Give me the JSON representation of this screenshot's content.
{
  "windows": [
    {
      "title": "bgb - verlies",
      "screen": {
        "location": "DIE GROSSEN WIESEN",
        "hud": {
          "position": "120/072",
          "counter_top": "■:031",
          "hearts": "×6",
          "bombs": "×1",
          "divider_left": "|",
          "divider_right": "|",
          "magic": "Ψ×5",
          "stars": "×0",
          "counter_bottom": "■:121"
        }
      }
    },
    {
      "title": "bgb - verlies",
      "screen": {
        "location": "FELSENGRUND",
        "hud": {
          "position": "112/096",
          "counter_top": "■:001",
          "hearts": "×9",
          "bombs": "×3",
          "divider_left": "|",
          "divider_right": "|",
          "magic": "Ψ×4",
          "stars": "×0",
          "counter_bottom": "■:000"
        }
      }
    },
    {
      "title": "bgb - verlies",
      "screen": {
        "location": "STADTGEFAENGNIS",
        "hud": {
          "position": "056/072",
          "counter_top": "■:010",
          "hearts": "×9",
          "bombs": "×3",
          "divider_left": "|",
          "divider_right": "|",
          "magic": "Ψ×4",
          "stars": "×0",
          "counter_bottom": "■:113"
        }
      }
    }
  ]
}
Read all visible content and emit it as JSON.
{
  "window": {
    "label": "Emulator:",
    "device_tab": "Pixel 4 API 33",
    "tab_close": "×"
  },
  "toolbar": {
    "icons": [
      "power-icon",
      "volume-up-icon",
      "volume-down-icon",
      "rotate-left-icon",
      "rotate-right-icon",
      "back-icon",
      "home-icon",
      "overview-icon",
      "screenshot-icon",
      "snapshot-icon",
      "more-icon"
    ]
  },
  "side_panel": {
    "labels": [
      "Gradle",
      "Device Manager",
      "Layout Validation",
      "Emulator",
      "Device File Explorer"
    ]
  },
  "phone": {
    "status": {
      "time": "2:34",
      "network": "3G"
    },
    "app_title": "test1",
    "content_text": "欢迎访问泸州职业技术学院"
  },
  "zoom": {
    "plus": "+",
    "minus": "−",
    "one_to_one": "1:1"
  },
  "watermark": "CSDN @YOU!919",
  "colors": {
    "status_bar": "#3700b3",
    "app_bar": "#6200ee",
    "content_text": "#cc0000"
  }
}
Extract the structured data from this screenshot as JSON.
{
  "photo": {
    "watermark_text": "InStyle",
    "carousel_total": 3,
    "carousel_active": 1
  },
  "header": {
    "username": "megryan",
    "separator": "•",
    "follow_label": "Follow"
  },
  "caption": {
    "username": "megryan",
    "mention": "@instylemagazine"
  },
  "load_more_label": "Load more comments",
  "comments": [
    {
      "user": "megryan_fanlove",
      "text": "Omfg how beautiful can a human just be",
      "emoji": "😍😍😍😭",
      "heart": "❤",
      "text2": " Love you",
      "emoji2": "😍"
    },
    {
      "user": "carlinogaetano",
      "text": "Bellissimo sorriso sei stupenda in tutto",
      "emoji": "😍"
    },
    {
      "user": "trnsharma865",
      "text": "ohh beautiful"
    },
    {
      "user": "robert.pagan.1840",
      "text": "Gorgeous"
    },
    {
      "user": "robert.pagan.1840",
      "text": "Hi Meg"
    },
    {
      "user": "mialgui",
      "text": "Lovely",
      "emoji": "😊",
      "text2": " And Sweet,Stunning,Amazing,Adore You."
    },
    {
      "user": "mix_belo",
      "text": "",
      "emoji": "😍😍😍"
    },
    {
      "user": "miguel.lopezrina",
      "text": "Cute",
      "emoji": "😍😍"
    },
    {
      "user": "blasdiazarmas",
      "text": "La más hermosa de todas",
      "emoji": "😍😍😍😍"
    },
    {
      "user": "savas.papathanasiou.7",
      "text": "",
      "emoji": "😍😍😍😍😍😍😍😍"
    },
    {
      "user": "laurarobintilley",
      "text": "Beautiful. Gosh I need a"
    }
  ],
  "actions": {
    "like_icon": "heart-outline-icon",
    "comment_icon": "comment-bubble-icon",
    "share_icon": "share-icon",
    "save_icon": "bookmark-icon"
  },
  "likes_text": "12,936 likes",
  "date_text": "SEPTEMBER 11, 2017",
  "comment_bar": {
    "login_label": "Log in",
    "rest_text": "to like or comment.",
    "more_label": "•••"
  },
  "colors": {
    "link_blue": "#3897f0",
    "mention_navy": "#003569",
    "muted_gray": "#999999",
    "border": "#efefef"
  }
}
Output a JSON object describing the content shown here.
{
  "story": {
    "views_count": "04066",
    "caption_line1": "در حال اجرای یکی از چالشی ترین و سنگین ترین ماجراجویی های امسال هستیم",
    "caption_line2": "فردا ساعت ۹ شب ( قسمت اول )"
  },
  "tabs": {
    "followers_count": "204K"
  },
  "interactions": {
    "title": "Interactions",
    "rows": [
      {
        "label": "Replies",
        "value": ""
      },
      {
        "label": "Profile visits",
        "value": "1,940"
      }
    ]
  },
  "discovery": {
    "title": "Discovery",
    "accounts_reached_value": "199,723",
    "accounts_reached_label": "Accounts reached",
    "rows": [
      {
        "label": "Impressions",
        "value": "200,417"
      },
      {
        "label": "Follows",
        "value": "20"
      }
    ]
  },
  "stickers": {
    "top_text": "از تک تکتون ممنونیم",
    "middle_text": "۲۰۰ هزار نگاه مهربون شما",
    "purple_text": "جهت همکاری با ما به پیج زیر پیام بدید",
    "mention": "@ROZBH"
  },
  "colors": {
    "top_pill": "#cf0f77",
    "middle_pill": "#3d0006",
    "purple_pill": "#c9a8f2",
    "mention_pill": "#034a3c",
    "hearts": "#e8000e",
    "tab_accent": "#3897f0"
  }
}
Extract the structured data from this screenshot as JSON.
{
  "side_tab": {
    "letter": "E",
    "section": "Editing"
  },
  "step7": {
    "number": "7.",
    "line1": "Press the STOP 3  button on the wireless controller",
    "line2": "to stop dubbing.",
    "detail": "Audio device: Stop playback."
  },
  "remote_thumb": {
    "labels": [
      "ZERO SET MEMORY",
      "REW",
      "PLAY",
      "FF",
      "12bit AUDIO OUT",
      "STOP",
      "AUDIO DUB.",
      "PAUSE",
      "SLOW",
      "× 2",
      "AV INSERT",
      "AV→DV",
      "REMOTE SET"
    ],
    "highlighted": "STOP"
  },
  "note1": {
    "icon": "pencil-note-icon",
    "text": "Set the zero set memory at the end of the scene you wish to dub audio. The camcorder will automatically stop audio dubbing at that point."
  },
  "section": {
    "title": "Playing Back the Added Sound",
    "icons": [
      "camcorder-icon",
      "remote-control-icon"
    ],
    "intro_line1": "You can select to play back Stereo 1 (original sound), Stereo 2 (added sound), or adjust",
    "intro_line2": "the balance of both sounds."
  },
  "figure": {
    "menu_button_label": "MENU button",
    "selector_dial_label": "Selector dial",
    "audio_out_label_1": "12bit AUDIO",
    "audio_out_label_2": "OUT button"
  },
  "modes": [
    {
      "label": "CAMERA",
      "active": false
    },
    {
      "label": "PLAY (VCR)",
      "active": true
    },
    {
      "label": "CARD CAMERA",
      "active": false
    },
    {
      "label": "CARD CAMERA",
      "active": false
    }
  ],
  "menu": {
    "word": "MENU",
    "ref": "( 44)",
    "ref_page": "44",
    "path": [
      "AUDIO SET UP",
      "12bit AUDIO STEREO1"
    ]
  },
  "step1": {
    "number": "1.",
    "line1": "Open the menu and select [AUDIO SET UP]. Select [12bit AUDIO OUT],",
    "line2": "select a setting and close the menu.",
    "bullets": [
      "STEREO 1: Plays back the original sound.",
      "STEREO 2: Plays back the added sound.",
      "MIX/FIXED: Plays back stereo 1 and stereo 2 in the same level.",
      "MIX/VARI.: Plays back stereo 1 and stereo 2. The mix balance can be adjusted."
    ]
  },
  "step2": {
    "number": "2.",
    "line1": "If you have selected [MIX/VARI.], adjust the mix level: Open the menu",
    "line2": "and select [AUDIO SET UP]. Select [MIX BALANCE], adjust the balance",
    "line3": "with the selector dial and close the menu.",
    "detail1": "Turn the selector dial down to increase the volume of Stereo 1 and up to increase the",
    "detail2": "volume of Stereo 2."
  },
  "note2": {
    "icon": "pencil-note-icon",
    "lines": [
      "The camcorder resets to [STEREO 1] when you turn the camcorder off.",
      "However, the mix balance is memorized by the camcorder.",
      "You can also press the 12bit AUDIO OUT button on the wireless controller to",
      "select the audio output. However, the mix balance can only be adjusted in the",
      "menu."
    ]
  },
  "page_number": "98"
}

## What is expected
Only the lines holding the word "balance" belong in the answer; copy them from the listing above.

## Answer to the problem
    "intro_line2": "the balance of both sounds."
      "MIX/VARI.: Plays back stereo 1 and stereo 2. The mix balance can be adjusted."
    "line2": "and select [AUDIO SET UP]. Select [MIX BALANCE], adjust the balance",
      "However, the mix balance is memorized by the camcorder.",
      "select the audio output. However, the mix balance can only be adjusted in the",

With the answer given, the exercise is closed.